§ **Exercise instructions**:
Please copy out every line in the entries that includes the word "System".

Website and app data records:
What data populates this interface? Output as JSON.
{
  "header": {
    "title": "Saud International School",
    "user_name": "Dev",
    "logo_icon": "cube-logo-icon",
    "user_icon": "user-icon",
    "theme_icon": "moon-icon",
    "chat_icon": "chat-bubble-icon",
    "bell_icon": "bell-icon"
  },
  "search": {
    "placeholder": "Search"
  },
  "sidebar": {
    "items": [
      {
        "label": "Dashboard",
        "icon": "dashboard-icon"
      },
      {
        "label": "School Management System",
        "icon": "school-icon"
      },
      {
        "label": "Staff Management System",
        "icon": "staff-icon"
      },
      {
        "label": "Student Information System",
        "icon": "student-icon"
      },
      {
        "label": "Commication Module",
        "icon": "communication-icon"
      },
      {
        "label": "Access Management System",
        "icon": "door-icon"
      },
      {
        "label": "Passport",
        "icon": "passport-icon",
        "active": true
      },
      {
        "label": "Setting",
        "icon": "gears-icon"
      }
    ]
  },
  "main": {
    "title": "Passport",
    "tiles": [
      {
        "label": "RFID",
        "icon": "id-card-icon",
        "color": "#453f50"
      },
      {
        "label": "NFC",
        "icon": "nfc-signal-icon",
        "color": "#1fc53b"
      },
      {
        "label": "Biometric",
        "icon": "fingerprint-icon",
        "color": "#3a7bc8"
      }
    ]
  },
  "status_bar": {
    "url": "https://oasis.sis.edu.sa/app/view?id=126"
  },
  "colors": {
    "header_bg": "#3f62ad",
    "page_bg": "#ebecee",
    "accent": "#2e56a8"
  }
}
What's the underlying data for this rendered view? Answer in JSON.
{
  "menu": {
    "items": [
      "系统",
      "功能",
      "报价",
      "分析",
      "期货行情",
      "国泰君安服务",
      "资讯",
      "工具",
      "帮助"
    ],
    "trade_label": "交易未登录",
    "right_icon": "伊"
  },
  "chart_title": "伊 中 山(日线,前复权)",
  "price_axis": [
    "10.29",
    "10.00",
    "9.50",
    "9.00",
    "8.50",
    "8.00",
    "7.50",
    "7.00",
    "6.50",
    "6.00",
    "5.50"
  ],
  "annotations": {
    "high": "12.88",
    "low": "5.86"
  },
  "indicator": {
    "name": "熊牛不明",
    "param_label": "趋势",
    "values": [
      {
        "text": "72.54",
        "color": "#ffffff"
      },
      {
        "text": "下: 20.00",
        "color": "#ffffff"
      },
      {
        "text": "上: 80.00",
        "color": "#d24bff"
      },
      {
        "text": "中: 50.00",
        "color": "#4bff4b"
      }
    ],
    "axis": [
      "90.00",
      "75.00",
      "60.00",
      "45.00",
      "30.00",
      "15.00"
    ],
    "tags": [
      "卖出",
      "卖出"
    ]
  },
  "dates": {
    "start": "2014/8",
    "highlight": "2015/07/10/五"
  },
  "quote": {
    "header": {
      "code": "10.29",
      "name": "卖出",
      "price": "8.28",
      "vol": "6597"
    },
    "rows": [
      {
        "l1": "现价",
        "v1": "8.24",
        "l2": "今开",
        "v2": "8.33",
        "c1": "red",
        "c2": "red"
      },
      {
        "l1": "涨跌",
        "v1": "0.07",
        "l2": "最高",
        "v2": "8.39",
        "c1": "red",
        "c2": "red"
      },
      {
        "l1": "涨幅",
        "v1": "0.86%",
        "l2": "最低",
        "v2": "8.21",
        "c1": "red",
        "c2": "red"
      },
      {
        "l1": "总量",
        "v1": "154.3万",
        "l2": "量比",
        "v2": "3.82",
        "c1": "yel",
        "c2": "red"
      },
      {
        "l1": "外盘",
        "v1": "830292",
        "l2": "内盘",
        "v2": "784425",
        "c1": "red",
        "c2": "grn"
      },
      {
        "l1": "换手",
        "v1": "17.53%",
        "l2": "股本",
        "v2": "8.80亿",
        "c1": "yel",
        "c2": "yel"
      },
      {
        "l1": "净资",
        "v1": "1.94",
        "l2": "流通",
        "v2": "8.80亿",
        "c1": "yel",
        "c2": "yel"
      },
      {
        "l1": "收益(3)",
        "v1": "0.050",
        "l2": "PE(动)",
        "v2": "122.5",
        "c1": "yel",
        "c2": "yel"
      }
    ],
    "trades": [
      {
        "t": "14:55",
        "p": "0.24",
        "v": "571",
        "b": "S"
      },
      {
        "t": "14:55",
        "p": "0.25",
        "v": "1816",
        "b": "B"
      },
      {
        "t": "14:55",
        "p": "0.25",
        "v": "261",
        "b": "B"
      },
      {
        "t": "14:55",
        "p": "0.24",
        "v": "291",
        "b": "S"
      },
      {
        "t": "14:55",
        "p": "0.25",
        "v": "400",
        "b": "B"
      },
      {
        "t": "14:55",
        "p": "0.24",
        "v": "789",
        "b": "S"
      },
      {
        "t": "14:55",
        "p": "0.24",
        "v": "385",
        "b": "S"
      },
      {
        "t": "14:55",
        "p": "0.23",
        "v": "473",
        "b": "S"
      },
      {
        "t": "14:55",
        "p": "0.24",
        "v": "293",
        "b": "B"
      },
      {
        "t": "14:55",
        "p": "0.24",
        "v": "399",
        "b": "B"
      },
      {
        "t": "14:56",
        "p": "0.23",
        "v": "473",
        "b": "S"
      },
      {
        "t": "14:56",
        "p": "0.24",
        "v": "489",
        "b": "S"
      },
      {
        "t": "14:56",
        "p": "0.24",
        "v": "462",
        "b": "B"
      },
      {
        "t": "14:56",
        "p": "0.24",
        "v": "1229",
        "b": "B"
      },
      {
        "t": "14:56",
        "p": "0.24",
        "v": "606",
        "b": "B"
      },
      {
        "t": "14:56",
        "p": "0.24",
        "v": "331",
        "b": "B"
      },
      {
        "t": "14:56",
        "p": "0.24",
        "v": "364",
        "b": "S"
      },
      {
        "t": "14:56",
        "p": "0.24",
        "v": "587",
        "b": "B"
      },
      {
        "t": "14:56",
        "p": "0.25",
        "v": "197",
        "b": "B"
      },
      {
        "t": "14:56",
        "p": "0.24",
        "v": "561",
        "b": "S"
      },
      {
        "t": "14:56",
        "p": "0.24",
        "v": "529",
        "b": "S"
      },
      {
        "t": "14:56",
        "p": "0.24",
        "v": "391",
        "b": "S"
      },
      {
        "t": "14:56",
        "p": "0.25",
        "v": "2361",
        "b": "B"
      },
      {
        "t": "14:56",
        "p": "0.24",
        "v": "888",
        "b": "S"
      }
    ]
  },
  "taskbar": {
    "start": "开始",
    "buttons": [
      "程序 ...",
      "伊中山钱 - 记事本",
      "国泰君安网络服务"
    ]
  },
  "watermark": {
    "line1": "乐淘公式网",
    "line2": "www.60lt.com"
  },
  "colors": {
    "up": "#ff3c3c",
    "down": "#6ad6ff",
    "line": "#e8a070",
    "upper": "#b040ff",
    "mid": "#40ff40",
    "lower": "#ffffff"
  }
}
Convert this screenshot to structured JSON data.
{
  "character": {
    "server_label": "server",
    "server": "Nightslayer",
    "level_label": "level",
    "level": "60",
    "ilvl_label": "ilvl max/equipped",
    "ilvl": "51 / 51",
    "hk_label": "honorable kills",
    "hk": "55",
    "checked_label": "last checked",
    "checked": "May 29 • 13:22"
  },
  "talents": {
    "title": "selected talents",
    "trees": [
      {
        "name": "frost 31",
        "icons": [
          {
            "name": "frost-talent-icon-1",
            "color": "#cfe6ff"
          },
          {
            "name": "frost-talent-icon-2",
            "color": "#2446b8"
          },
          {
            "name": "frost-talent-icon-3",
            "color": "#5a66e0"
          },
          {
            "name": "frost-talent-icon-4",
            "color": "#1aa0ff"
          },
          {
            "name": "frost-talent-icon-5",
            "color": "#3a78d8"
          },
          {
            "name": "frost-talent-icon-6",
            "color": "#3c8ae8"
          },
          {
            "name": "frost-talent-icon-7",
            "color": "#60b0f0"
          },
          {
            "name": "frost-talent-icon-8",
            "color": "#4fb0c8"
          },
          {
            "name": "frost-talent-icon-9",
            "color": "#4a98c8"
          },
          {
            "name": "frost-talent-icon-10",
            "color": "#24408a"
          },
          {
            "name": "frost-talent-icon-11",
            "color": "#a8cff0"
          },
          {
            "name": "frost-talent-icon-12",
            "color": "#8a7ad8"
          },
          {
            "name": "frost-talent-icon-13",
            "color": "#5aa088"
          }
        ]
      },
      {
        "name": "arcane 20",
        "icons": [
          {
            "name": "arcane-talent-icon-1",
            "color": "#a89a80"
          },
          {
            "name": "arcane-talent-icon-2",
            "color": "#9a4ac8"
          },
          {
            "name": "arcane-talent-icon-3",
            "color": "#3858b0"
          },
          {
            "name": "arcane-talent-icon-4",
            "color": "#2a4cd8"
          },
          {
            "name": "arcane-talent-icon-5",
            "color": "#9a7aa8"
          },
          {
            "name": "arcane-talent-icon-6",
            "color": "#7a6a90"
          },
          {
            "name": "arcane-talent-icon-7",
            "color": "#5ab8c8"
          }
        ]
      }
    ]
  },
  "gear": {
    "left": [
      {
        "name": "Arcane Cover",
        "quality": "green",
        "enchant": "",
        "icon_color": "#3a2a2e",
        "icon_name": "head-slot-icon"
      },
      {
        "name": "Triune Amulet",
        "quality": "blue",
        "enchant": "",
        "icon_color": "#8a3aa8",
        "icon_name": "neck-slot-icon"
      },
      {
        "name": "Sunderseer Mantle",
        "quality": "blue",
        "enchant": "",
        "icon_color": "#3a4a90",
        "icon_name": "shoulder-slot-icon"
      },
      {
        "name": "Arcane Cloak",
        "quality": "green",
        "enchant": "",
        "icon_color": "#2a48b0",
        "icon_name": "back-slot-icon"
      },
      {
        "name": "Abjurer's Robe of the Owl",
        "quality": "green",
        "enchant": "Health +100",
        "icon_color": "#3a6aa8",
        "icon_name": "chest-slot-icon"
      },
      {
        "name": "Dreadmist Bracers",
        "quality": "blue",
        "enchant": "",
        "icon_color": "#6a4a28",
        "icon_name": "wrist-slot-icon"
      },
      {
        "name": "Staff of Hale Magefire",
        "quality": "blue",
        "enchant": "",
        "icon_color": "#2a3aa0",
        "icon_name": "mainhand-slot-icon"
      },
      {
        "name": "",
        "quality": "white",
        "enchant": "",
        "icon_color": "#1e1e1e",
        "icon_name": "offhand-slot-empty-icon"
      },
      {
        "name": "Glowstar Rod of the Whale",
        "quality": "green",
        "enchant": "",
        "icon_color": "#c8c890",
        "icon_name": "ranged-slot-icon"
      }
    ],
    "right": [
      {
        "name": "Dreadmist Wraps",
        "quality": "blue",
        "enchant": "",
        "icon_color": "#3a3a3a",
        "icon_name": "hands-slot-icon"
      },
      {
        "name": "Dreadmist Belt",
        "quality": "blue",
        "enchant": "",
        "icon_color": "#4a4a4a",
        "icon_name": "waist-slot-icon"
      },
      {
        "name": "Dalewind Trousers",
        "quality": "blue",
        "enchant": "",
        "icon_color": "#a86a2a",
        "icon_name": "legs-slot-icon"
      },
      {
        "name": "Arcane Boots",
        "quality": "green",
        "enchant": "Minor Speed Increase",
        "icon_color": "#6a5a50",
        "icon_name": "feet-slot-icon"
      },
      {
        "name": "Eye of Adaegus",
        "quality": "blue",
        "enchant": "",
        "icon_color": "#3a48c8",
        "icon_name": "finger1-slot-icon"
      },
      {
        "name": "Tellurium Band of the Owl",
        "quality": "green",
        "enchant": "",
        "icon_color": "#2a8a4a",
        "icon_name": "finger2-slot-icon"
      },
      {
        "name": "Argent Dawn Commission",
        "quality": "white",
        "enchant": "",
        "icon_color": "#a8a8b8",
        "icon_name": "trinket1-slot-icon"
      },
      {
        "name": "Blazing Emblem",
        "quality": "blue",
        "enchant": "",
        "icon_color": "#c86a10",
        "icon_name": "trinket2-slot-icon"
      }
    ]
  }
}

§ **Written response**:
        "label": "School Management System",
        "label": "Staff Management System",
        "label": "Student Information System",
        "label": "Access Management System",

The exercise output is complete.